In Rockford, buzz-in systems were installed in all schools over the summer, and construction of vestibules will begin in April. Entry ways and windows will be covered with a film to prevent glass from shattering under force.
In Northview, vestibules were added to the front and two rear entrances of the high school, at a cost of about $417,600, as part of a $38 million renovation. Students and visitors must be buzzed in and cleared by office staff before entering the building.
“I feel safer at school than I ever have.” – Lyza Hockemeyer, Northview High School student
The district has spent about $186,000 on other security measures, such as card readers allowing teachers to enter the building, motion sensors and dozens of cameras. Other features were built with safety in mind, such as low student lockers allowing for long sight lines. Different parts of the building can be locked down if necessary.
<pdir=”ltr”>That’s just the physical stuff. Teachers and students run through “shelter in place” lockdown drills, huddling in classrooms with the lights off, and practice what to do in emergencies if they’re in the halls or at lunch. Their awareness and alertness is one of a school’s best security measures, officials say.
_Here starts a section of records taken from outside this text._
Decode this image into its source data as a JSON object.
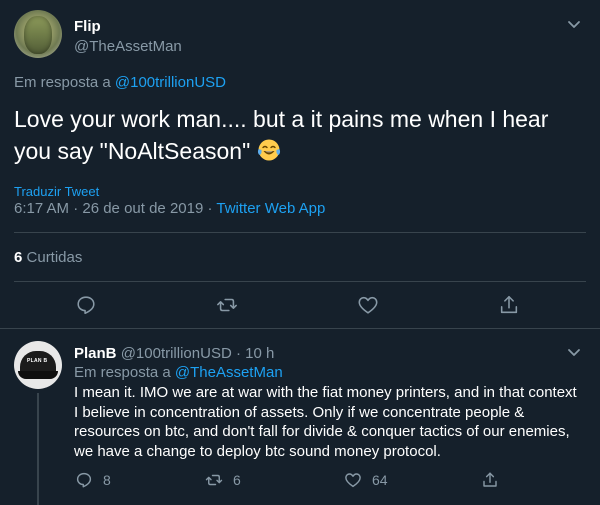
{
  "main_tweet": {
    "display_name": "Flip",
    "handle": "@TheAssetMan",
    "reply_prefix": "Em resposta a",
    "reply_target": "@100trillionUSD",
    "text": "Love your work man.... but a it pains me when I hear you say \"NoAltSeason\"",
    "emoji": "face-with-tears-of-joy",
    "translate_label": "Traduzir Tweet",
    "timestamp": "6:17 AM · 26 de out de 2019 · ",
    "source": "Twitter Web App",
    "likes_count": "6",
    "likes_label": "Curtidas"
  },
  "reply": {
    "display_name": "PlanB",
    "handle": "@100trillionUSD",
    "time": "· 10 h",
    "reply_prefix": "Em resposta a",
    "reply_target": "@TheAssetMan",
    "avatar_logo": "PLAN B",
    "text": "I mean it. IMO we are at war with the fiat money printers, and in that context I believe in concentration of assets. Only if we concentrate people & resources on btc, and don't fall for divide & conquer tactics of our enemies, we have a change to deploy btc sound money protocol.",
    "reply_count": "8",
    "retweet_count": "6",
    "like_count": "64"
  },
  "colors": {
    "background": "#15202b",
    "text_primary": "#ffffff",
    "text_secondary": "#8899a6",
    "accent": "#1da1f2",
    "divider": "#38444d"
  }
}
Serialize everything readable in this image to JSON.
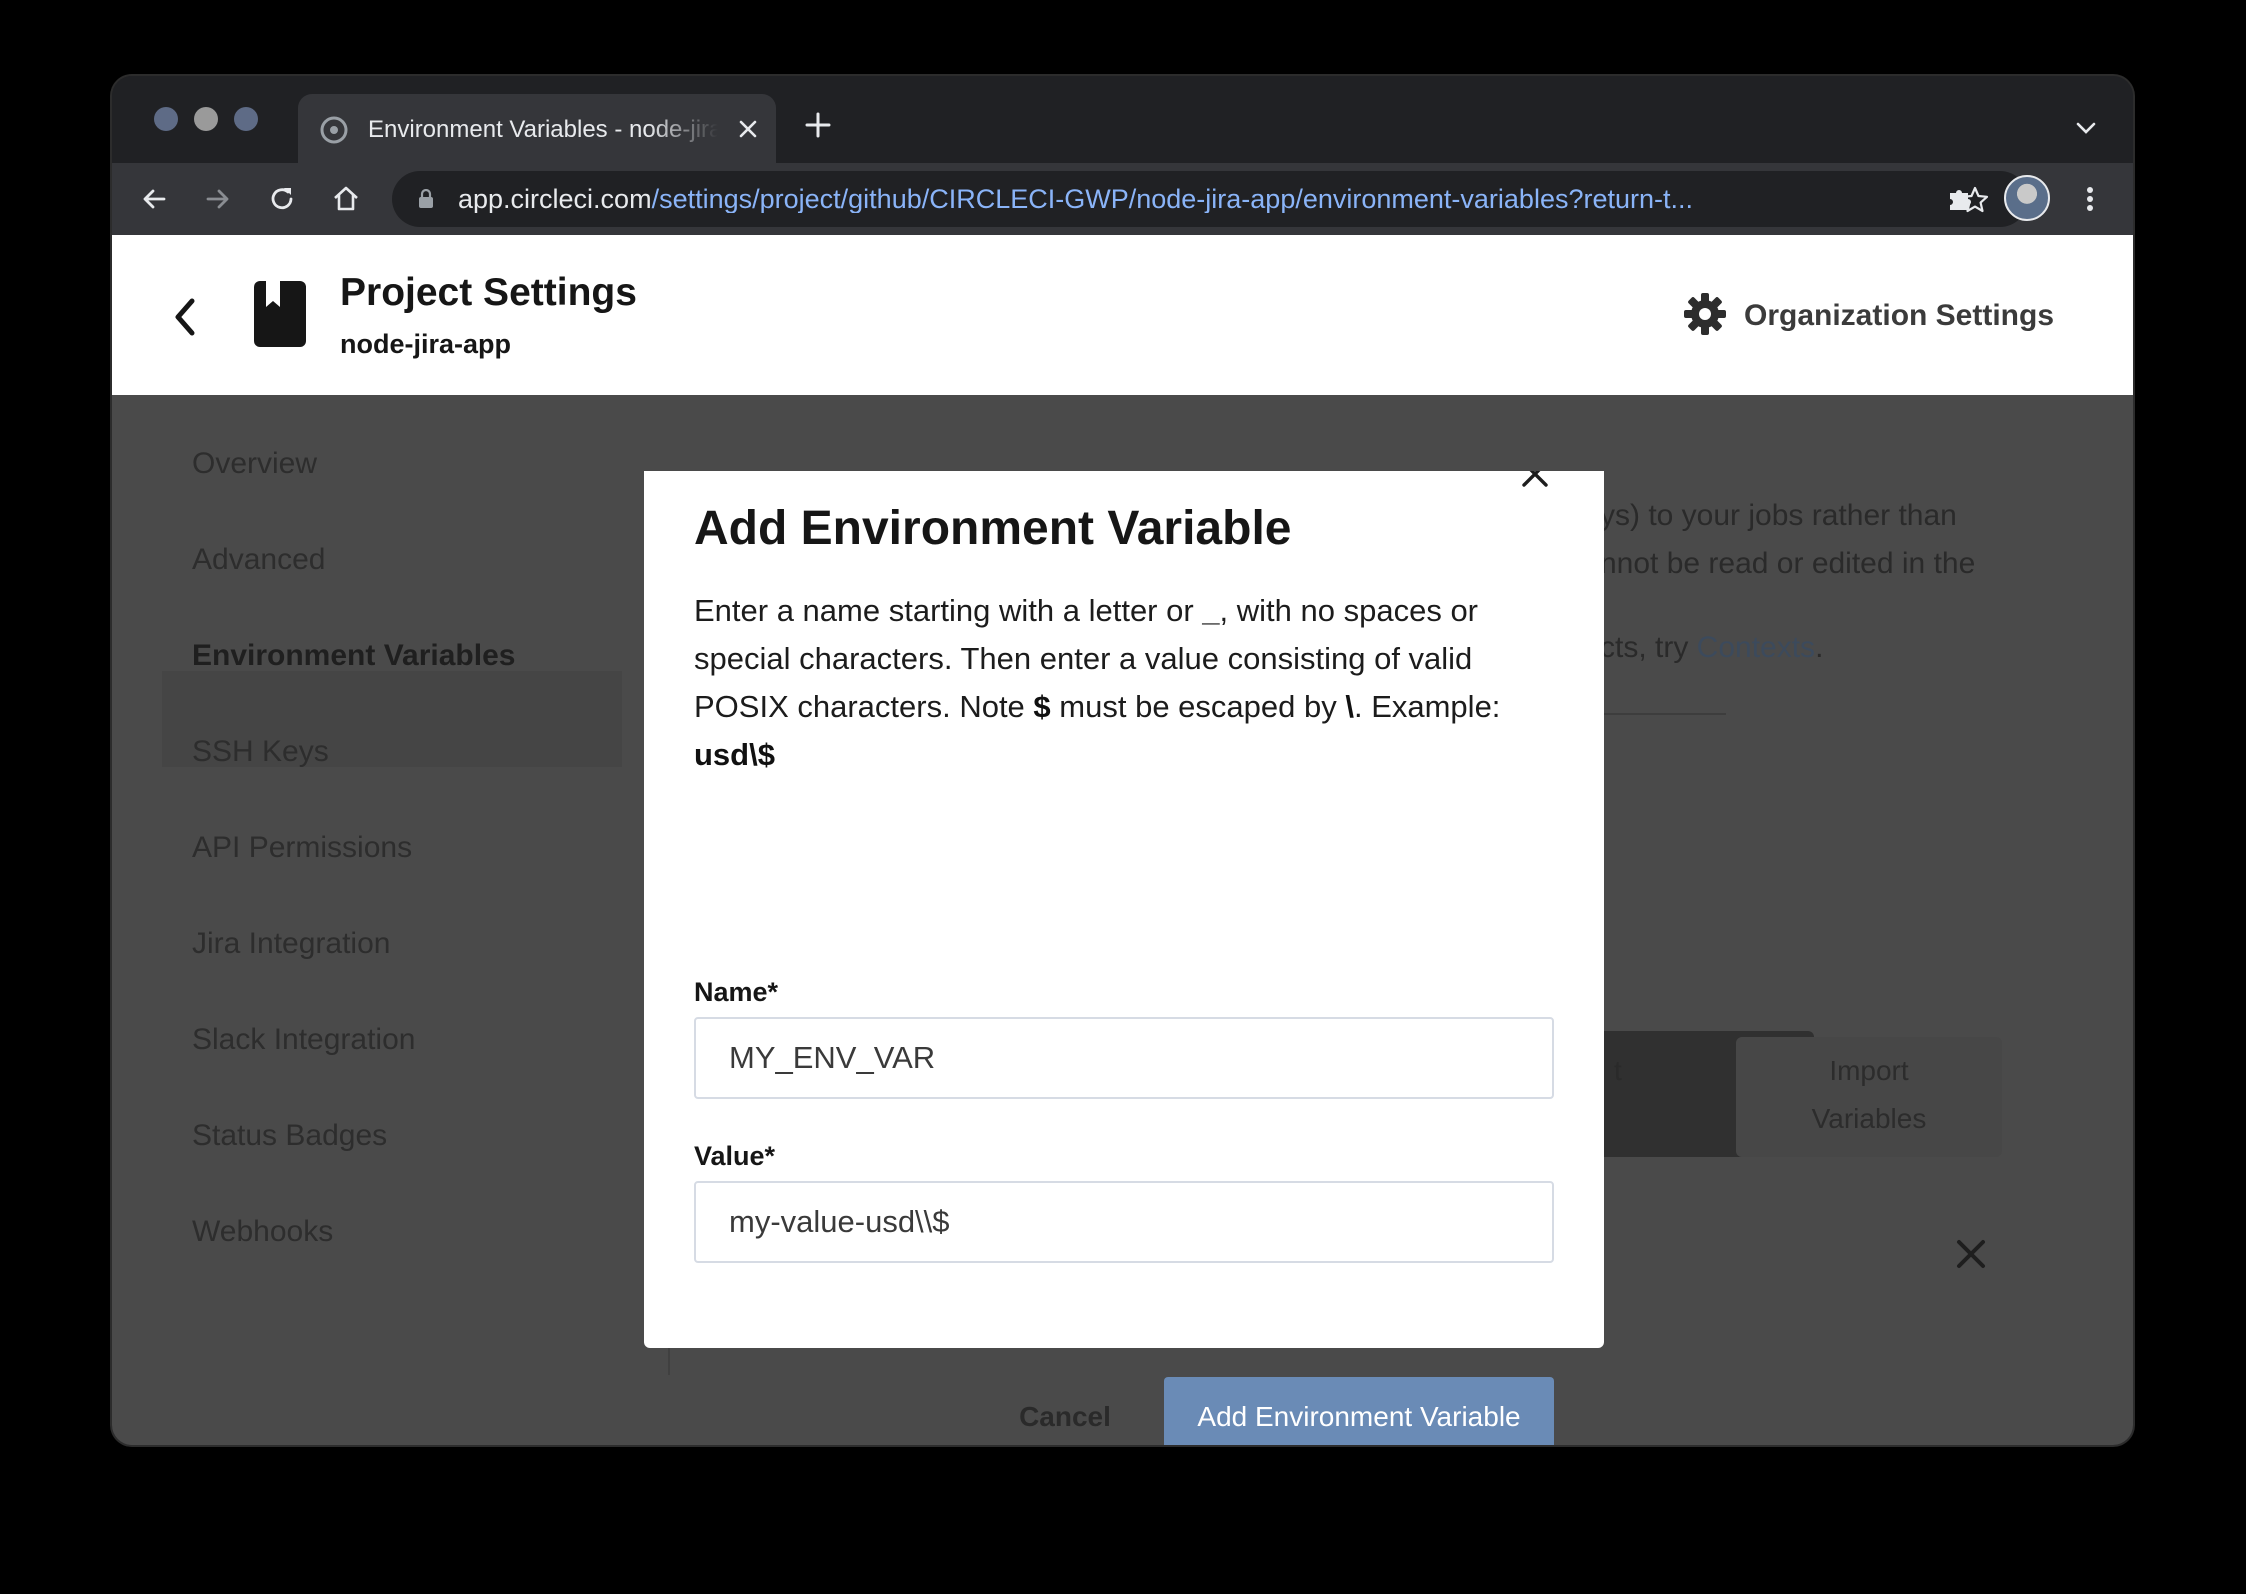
{
  "browser": {
    "tab_title": "Environment Variables - node-jira-app",
    "url_host": "app.circleci.com",
    "url_path": "/settings/project/github/CIRCLECI-GWP/node-jira-app/environment-variables?return-t..."
  },
  "header": {
    "title": "Project Settings",
    "subtitle": "node-jira-app",
    "org_settings_label": "Organization Settings"
  },
  "sidebar": {
    "items": [
      {
        "label": "Overview"
      },
      {
        "label": "Advanced"
      },
      {
        "label": "Environment Variables"
      },
      {
        "label": "SSH Keys"
      },
      {
        "label": "API Permissions"
      },
      {
        "label": "Jira Integration"
      },
      {
        "label": "Slack Integration"
      },
      {
        "label": "Status Badges"
      },
      {
        "label": "Webhooks"
      }
    ],
    "active_index": 2
  },
  "background": {
    "line1": "ys) to your jobs rather than",
    "line2": "nnot be read or edited in the",
    "line3_prefix": "cts, try ",
    "line3_link": "Contexts",
    "line3_suffix": ".",
    "add_button_fragment": "t",
    "import_button_line1": "Import",
    "import_button_line2": "Variables"
  },
  "modal": {
    "title": "Add Environment Variable",
    "desc_part1": "Enter a name starting with a letter or ",
    "desc_underscore": "_",
    "desc_part2": ", with no spaces or special characters. Then enter a value consisting of valid POSIX characters. Note ",
    "desc_dollar": "$",
    "desc_part3": " must be escaped by ",
    "desc_backslash": "\\",
    "desc_part4": ". Example: ",
    "desc_example": "usd\\$",
    "name_label": "Name*",
    "name_value": "MY_ENV_VAR",
    "value_label": "Value*",
    "value_value": "my-value-usd\\\\$",
    "cancel_label": "Cancel",
    "submit_label": "Add Environment Variable"
  },
  "colors": {
    "primary_button": "#6a8bb6",
    "url_path": "#8ab4f8",
    "overlay": "#4a4a4a"
  },
  "icons": {
    "back": "back-arrow-icon",
    "forward": "forward-arrow-icon",
    "reload": "reload-icon",
    "home": "home-icon",
    "lock": "lock-icon",
    "star": "bookmark-star-icon",
    "extensions": "puzzle-icon",
    "menu": "kebab-menu-icon",
    "project": "bookmark-book-icon",
    "gear": "gear-icon",
    "close": "close-icon"
  }
}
“What we’ve learned from all the horrible incidents is you can’t plan for a specific event,” said Brent Dickerson, dean of students. “We teach people to be responsive, to be aware of their surroundings, and to react accordingly.”
Added Kozal, the sheriff’s deputy, “We want to empower people to use their senses to make good decisions.”
Bomb Threats Shake Up Schools
Kozal is in his eighth year at Northview, one of six Kent ISD school districts employing Kent County sheriff’s deputies as school resource officers. Forest Hills has long had an officer, and Byron Center, Kenowa Hills, Kent City and Lowell added officers this year under a joint funding agreement with the sheriff’s department.
Much of the deputies’ work is getting to know students, staff and parents, and “building a safer community through those relationships,” Kozal said.
A district-wide security team works with county emergency officials, said Dickerson, adding, “Security is the entire community’s responsibility. They are the eyes and ears around every school in the district.”
Rockford employs eight security staff, most of them retired law enforcement officers. The district beefed up its security team following the 1998 school shootings in Arkansas, when two middle school students killed four classmates and a teacher. Shibler said the incident prompted him to hire a dozen security staff, later trimmed to eight due to budget cuts.
“That was when I first became aware that there’s something happening here in this society that isn’t good,” Shibler said, adding the district became proactive to protect its schools.
Security concerns received new focus with a series of bomb threats beginning in the fall. Rockford High School students spent the afternoon of Jan. 15 in the gym as police and bomb-sniffing dogs searched the school.
Shibler said he’s been working with local and state police and the FBI to trace the threats made by phone, email and Skype. The district recently increased its reward to $10,000 for information leading to an arrest of those responsible.
“We want to empower people to use their senses to make good decisions.” – Deputy Andy Kozal, Northview resource officer
Besides taking greater security precautions, officials are addressing the emotional needs of students and parents. High school students recently were invited to discuss their concerns with classmates trained as peer listeners, and a video by Shibler explaining the district’s response was sent to all students, staff and parents.
“I want you to know your schools are safe,” Shibler says on the video.
Lyza Hockemeyer said she believes Northview High School is safe, even though the threats at Rockford and other schools concern her. As a student representative on the school board, she knows the district’s emergency procedures. And she understands why she and fellow students sometimes have to huddle in a corner of the classroom during lockdown drills.
However, Lyza added, “The fact that we have to do it is kind of creepy.”